There’s no better way to show your respect for a long-dead ruler than by mummifying the head of an animal, and the ancient Egyptians were the masters of this strange form of reverence. Further proof of this remarkable tradition has recently been uncovered at the temple of King Ramesses II, where archaeologists have announced the discovery of more than 2,000 mummified ram heads.
Led by researchers from the University of York, the excavation also unearthed mummified dogs, goats, sheep, cows, deer, and mongooses. Announcing the discovery, the Egyptian Ministry of Tourism and Antiquities explained that the ram heads were probably used as votive offerings and were associated with “an unprecedented worship of rams” during the Ptolemaic period.
Ramesses II was the third ruler of the 19th Dynasty of Ancient Egypt, and lived from roughly 1303 to 1213 BCE. Also known as Ramesses The Great, he is widely regarded to have been one of the most influential pharaohs of the New Kingdom of Ancient Egypt, when the empire was at its most powerful.

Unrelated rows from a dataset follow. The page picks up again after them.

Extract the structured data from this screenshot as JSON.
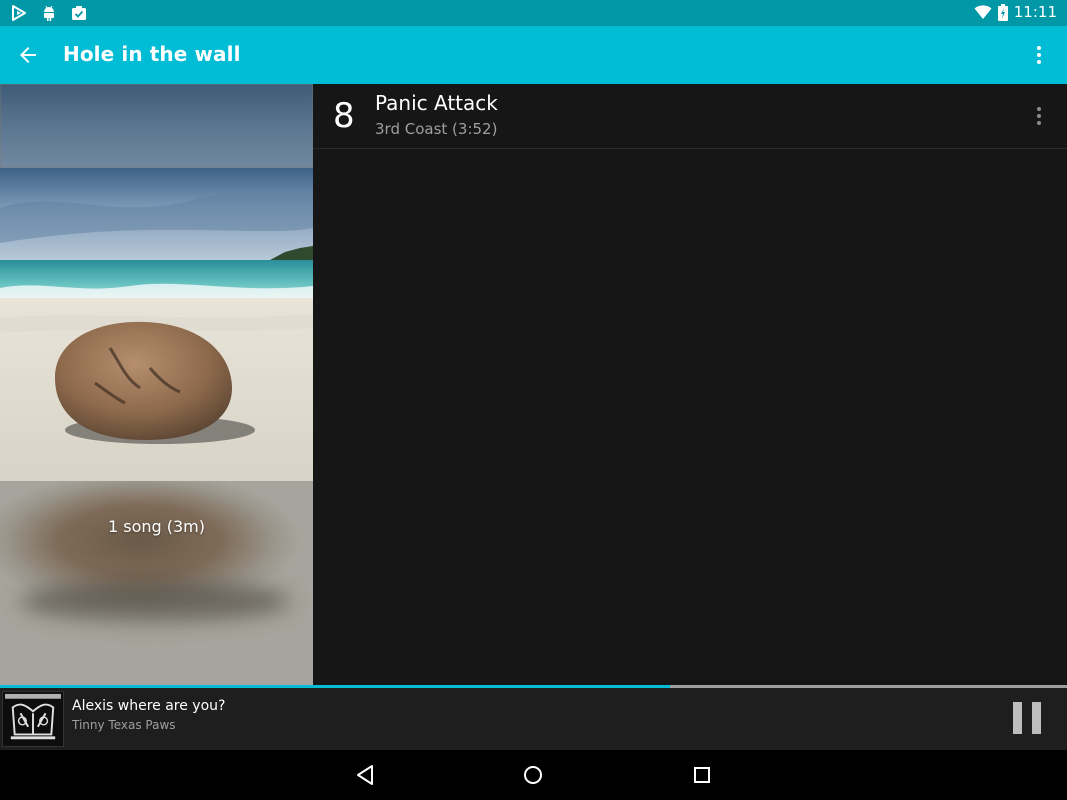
{
  "status_bar": {
    "time": "11:11",
    "icons": [
      "play-store-icon",
      "android-icon",
      "clipboard-check-icon",
      "wifi-icon",
      "battery-icon"
    ],
    "color": "#0097a7"
  },
  "app_bar": {
    "title": "Hole in the wall",
    "color": "#00bcd4",
    "icons": [
      "back-arrow-icon",
      "overflow-menu-icon"
    ]
  },
  "album": {
    "song_count": "1 song (3m)"
  },
  "tracks": [
    {
      "number": "8",
      "title": "Panic Attack",
      "subtitle": "3rd Coast (3:52)"
    }
  ],
  "playback": {
    "progress": 0.628,
    "accent": "#00bcd4"
  },
  "now_playing": {
    "title": "Alexis where are you?",
    "artist": "Tinny Texas Paws",
    "control": "pause-icon"
  },
  "nav_bar": {
    "buttons": [
      "back-nav-icon",
      "home-nav-icon",
      "recents-nav-icon"
    ]
  }
}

The Ptolemaic era encompassed the 33rd and final Dynasty, and lasted from 305 to 30 BCE. That such offerings were being made to Ramesses II more than a millennium after his death provides an indication of just how much he was admired in Ancient Egypt.
Located in Abydos – one of the oldest cities in Egypt – the temple was originally discovered more than 150 years ago, yet has never been fully explored. In addition to the mummified animal remains, researchers also succeeded in excavating part of the temple’s northern wall.

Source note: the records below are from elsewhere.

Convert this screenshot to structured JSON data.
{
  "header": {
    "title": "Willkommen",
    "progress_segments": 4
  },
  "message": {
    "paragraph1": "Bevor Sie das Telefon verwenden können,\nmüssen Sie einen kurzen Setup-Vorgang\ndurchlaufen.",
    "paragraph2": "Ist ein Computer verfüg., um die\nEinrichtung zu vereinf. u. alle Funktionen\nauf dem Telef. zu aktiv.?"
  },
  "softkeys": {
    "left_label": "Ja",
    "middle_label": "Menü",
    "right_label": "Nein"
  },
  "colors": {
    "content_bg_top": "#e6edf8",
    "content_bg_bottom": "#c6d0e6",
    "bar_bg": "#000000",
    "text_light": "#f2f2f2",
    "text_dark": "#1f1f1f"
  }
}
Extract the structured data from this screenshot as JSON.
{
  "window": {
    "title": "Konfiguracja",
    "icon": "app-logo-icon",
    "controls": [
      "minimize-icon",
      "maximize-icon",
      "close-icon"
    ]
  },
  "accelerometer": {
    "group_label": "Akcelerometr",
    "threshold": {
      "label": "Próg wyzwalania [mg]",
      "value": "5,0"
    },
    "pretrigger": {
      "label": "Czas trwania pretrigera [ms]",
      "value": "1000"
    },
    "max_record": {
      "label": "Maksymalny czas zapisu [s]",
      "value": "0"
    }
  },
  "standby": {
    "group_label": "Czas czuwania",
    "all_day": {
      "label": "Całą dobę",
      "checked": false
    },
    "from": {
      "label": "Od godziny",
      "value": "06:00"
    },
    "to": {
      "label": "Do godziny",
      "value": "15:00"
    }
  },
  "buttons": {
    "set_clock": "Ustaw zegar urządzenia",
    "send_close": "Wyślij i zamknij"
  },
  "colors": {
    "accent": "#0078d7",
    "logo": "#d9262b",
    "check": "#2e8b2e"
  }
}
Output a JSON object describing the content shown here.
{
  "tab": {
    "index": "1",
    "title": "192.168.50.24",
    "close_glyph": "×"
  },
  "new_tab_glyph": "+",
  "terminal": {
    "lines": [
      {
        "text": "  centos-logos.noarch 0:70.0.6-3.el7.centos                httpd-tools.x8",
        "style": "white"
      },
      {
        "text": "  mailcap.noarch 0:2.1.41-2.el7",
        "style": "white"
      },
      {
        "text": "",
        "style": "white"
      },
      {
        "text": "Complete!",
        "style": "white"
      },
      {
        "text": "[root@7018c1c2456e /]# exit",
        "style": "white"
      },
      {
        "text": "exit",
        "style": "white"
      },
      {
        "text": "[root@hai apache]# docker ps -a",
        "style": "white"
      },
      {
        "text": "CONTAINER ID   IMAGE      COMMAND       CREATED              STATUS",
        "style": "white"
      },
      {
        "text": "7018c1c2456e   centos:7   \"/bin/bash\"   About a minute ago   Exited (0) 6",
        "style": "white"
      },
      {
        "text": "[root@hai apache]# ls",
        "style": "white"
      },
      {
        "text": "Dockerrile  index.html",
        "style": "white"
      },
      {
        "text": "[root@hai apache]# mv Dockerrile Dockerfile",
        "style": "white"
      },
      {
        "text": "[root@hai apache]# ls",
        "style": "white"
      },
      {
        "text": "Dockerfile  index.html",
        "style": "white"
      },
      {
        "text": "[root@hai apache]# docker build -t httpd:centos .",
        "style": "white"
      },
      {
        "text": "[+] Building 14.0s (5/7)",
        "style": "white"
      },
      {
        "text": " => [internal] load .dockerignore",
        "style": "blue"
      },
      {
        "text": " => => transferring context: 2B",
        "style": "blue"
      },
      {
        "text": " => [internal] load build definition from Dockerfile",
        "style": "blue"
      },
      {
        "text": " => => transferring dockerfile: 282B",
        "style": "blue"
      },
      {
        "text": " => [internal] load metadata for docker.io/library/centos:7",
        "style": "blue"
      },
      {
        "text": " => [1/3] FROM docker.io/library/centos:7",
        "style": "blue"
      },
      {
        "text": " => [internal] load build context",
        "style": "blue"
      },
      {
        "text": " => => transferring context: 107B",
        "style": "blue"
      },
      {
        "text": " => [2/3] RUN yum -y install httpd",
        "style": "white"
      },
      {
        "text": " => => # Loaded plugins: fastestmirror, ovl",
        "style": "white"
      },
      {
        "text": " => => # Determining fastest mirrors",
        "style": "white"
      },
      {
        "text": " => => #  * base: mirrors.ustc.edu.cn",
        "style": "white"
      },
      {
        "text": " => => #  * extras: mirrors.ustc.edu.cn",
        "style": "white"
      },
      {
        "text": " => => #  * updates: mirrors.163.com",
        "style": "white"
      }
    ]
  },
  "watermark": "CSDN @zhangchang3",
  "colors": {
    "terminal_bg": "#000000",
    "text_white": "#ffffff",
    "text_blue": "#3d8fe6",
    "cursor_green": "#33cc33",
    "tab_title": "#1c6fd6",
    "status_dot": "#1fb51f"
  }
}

According to the Ministry, these excavations will help Egyptologists to gain a more accurate picture of the structure’s design and challenge certain assumptions that have been held since the temple was first described.

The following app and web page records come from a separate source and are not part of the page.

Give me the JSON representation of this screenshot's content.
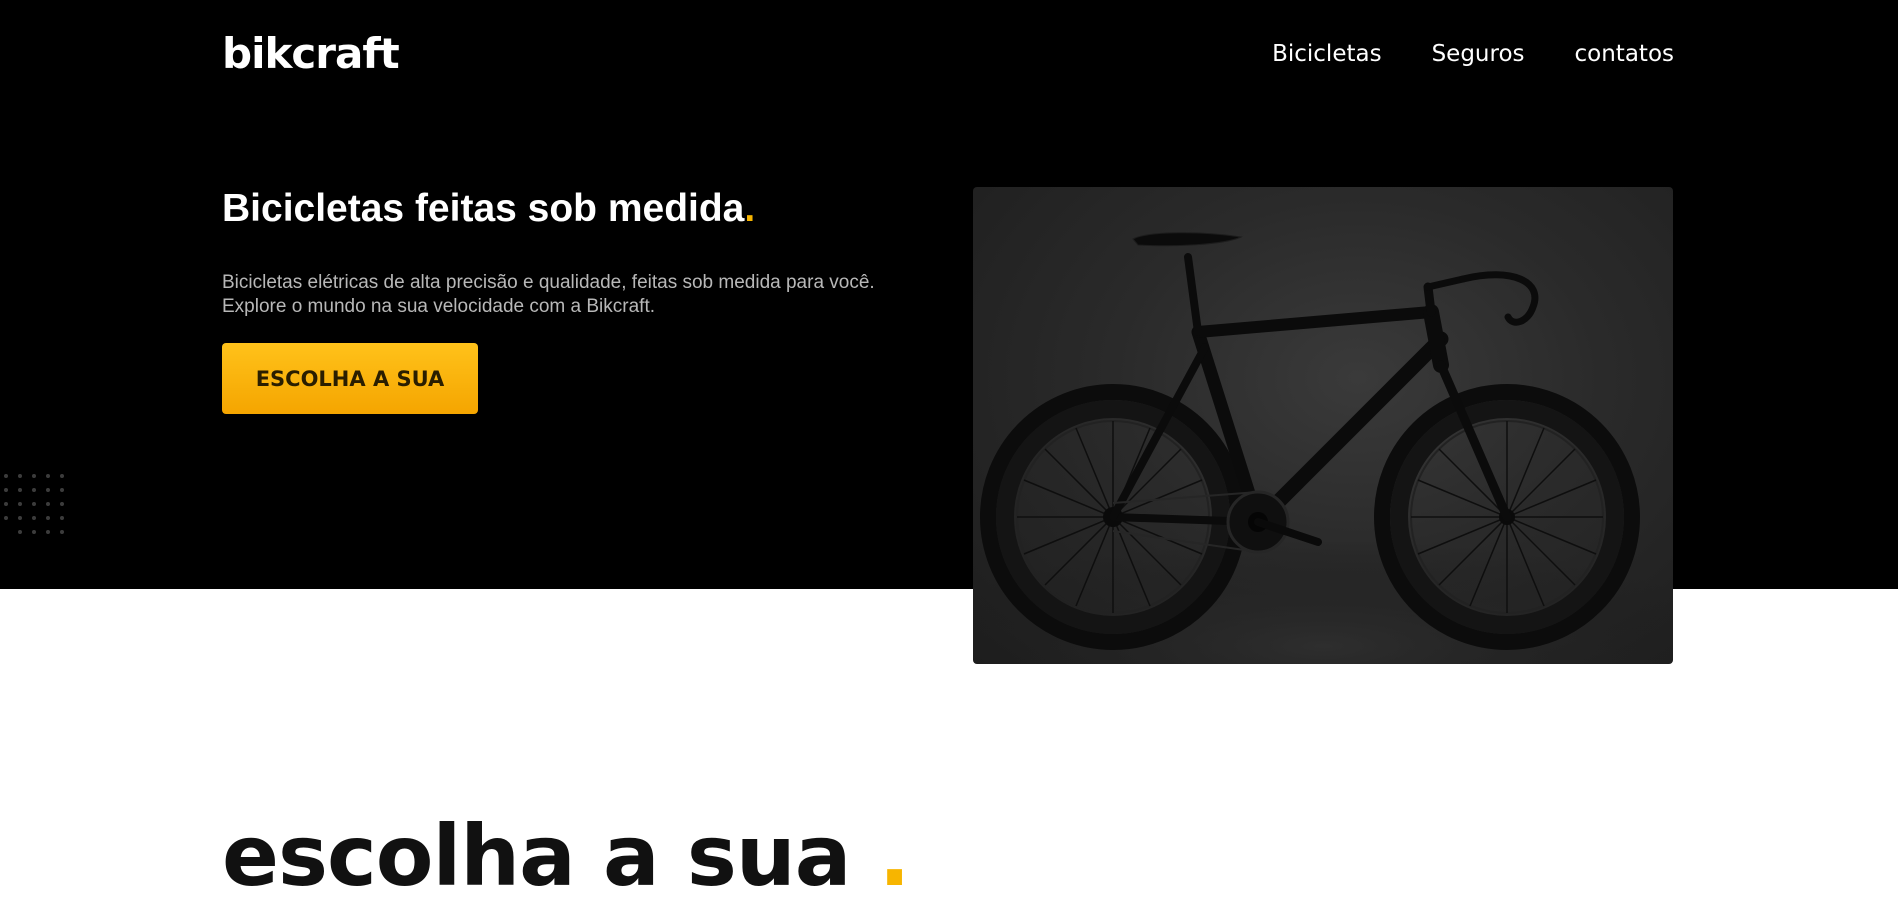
{
  "header": {
    "logo": "bikcraft",
    "nav": [
      "Bicicletas",
      "Seguros",
      "contatos"
    ]
  },
  "hero": {
    "title": "Bicicletas feitas sob medida",
    "title_dot": ".",
    "description_line1": "Bicicletas elétricas de alta precisão e qualidade, feitas sob medida para você.",
    "description_line2": "Explore o mundo na sua velocidade com a Bikcraft.",
    "cta_label": "ESCOLHA A SUA",
    "image_subject": "black road bicycle"
  },
  "section": {
    "title": "escolha a sua",
    "title_dot": "."
  },
  "colors": {
    "accent": "#f7b500",
    "hero_background": "#000000",
    "page_background": "#ffffff",
    "text_light": "#ffffff",
    "text_muted": "#b8b8b8",
    "text_dark": "#111111"
  }
}
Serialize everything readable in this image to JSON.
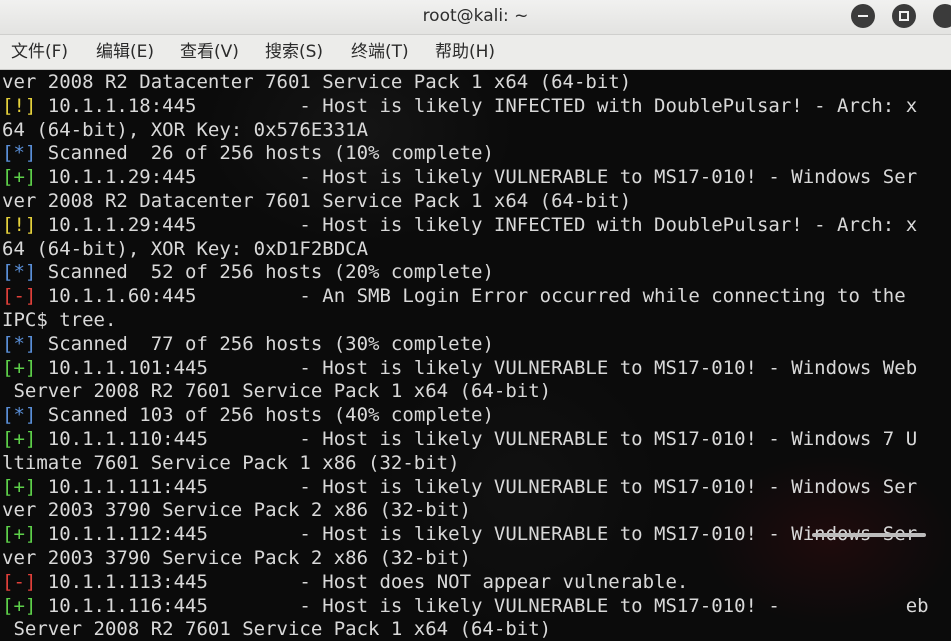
{
  "window": {
    "title": "root@kali: ~"
  },
  "menubar": {
    "items": [
      "文件(F)",
      "编辑(E)",
      "查看(V)",
      "搜索(S)",
      "终端(T)",
      "帮助(H)"
    ]
  },
  "terminal": {
    "lines": [
      {
        "tag": "",
        "text": "ver 2008 R2 Datacenter 7601 Service Pack 1 x64 (64-bit)"
      },
      {
        "tag": "[!]",
        "text": " 10.1.1.18:445         - Host is likely INFECTED with DoublePulsar! - Arch: x"
      },
      {
        "tag": "",
        "text": "64 (64-bit), XOR Key: 0x576E331A"
      },
      {
        "tag": "[*]",
        "text": " Scanned  26 of 256 hosts (10% complete)"
      },
      {
        "tag": "[+]",
        "text": " 10.1.1.29:445         - Host is likely VULNERABLE to MS17-010! - Windows Ser"
      },
      {
        "tag": "",
        "text": "ver 2008 R2 Datacenter 7601 Service Pack 1 x64 (64-bit)"
      },
      {
        "tag": "[!]",
        "text": " 10.1.1.29:445         - Host is likely INFECTED with DoublePulsar! - Arch: x"
      },
      {
        "tag": "",
        "text": "64 (64-bit), XOR Key: 0xD1F2BDCA"
      },
      {
        "tag": "[*]",
        "text": " Scanned  52 of 256 hosts (20% complete)"
      },
      {
        "tag": "[-]",
        "text": " 10.1.1.60:445         - An SMB Login Error occurred while connecting to the"
      },
      {
        "tag": "",
        "text": "IPC$ tree."
      },
      {
        "tag": "[*]",
        "text": " Scanned  77 of 256 hosts (30% complete)"
      },
      {
        "tag": "[+]",
        "text": " 10.1.1.101:445        - Host is likely VULNERABLE to MS17-010! - Windows Web"
      },
      {
        "tag": "",
        "text": " Server 2008 R2 7601 Service Pack 1 x64 (64-bit)"
      },
      {
        "tag": "[*]",
        "text": " Scanned 103 of 256 hosts (40% complete)"
      },
      {
        "tag": "[+]",
        "text": " 10.1.1.110:445        - Host is likely VULNERABLE to MS17-010! - Windows 7 U"
      },
      {
        "tag": "",
        "text": "ltimate 7601 Service Pack 1 x86 (32-bit)"
      },
      {
        "tag": "[+]",
        "text": " 10.1.1.111:445        - Host is likely VULNERABLE to MS17-010! - Windows Ser"
      },
      {
        "tag": "",
        "text": "ver 2003 3790 Service Pack 2 x86 (32-bit)"
      },
      {
        "tag": "[+]",
        "text": " 10.1.1.112:445        - Host is likely VULNERABLE to MS17-010! - Windows Ser"
      },
      {
        "tag": "",
        "text": "ver 2003 3790 Service Pack 2 x86 (32-bit)"
      },
      {
        "tag": "[-]",
        "text": " 10.1.1.113:445        - Host does NOT appear vulnerable."
      },
      {
        "tag": "[+]",
        "text": " 10.1.1.116:445        - Host is likely VULNERABLE to MS17-010! -           eb"
      },
      {
        "tag": "",
        "text": " Server 2008 R2 7601 Service Pack 1 x64 (64-bit)"
      }
    ]
  },
  "colors": {
    "info_tag": "#5a8fd8",
    "good_tag": "#5ed14a",
    "warn_tag": "#e6d23c",
    "bad_tag": "#e0403a",
    "text": "#d9d9d9",
    "background": "#0b0b0b"
  },
  "icons": {
    "minimize": "minimize-icon",
    "maximize": "maximize-icon",
    "close": "close-icon"
  }
}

A separate “huge building” dating back to the Sixth Dynasty was also found at the site. Lasting from 2345 to 2181 BCE, the Sixth Dynasty fell under the Old Kingdom and predated the rise of Ramesses II by roughly 1,000 years. Within this structure, the team found the remnants of ancient clothes, leather shoes, fragments of statues and papyri, and even tree parts.
The Ministry of Tourism and Antiquities says these artifacts could help generate new theories “about the activities and architecture of the Old Kingdom in Abydos.”